Dataset content:
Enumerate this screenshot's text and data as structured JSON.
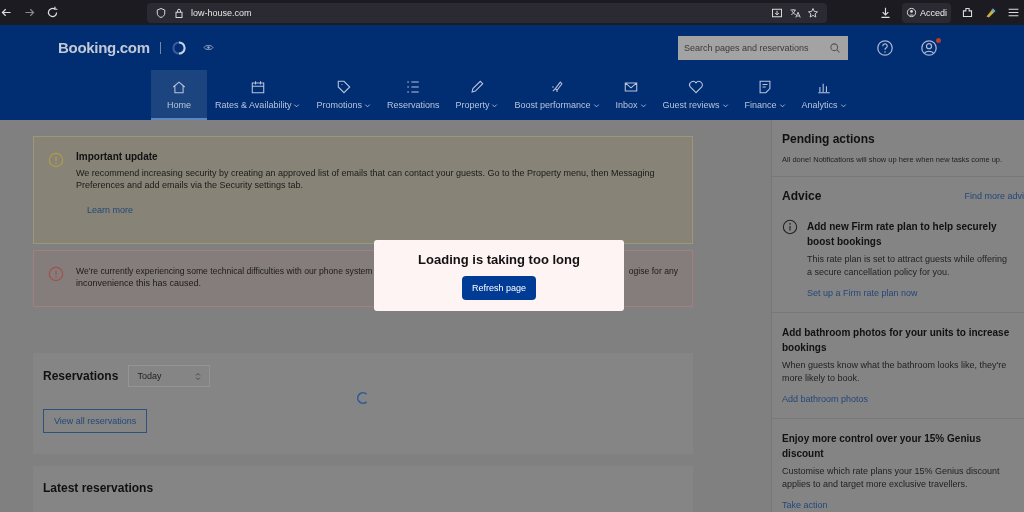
{
  "browser": {
    "url": "low-house.com",
    "account_label": "Accedi"
  },
  "header": {
    "logo": "Booking.com",
    "search": {
      "placeholder": "Search pages and reservations"
    },
    "has_notification": true
  },
  "nav": {
    "items": [
      {
        "label": "Home",
        "has_menu": false,
        "selected": true
      },
      {
        "label": "Rates & Availability",
        "has_menu": true,
        "selected": false
      },
      {
        "label": "Promotions",
        "has_menu": true,
        "selected": false
      },
      {
        "label": "Reservations",
        "has_menu": false,
        "selected": false
      },
      {
        "label": "Property",
        "has_menu": true,
        "selected": false
      },
      {
        "label": "Boost performance",
        "has_menu": true,
        "selected": false
      },
      {
        "label": "Inbox",
        "has_menu": true,
        "selected": false
      },
      {
        "label": "Guest reviews",
        "has_menu": true,
        "selected": false
      },
      {
        "label": "Finance",
        "has_menu": true,
        "selected": false
      },
      {
        "label": "Analytics",
        "has_menu": true,
        "selected": false
      }
    ]
  },
  "alerts": [
    {
      "kind": "warning",
      "title": "Important update",
      "text": "We recommend increasing security by creating an approved list of emails that can contact your guests. Go to the Property menu, then Messaging Preferences and add emails via the Security settings tab.",
      "link": "Learn more"
    },
    {
      "kind": "error",
      "line_1_start": "We're currently experiencing some technical difficulties with our phone system",
      "line_1_end": "ogise for any",
      "line_2": "inconvenience this has caused."
    }
  ],
  "modal": {
    "title": "Loading is taking too long",
    "button": "Refresh page"
  },
  "reservations": {
    "title": "Reservations",
    "period": "Today",
    "loading": true,
    "button": "View all reservations"
  },
  "latest_reservations": {
    "title": "Latest reservations"
  },
  "pending": {
    "title": "Pending actions",
    "text": "All done! Notifications will show up here when new tasks come up."
  },
  "advice": {
    "title": "Advice",
    "link": "Find more advi",
    "items": [
      {
        "has_icon": true,
        "title": "Add new Firm rate plan to help securely boost bookings",
        "text": "This rate plan is set to attract guests while offering a secure cancellation policy for you.",
        "link": "Set up a Firm rate plan now"
      },
      {
        "has_icon": false,
        "title": "Add bathroom photos for your units to increase bookings",
        "text": "When guests know what the bathroom looks like, they're more likely to book.",
        "link": "Add bathroom photos"
      },
      {
        "has_icon": false,
        "title": "Enjoy more control over your 15% Genius discount",
        "text": "Customise which rate plans your 15% Genius discount applies to and target more exclusive travellers.",
        "link": "Take action"
      }
    ]
  }
}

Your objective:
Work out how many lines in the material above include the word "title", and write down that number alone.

Response to the exercise:
9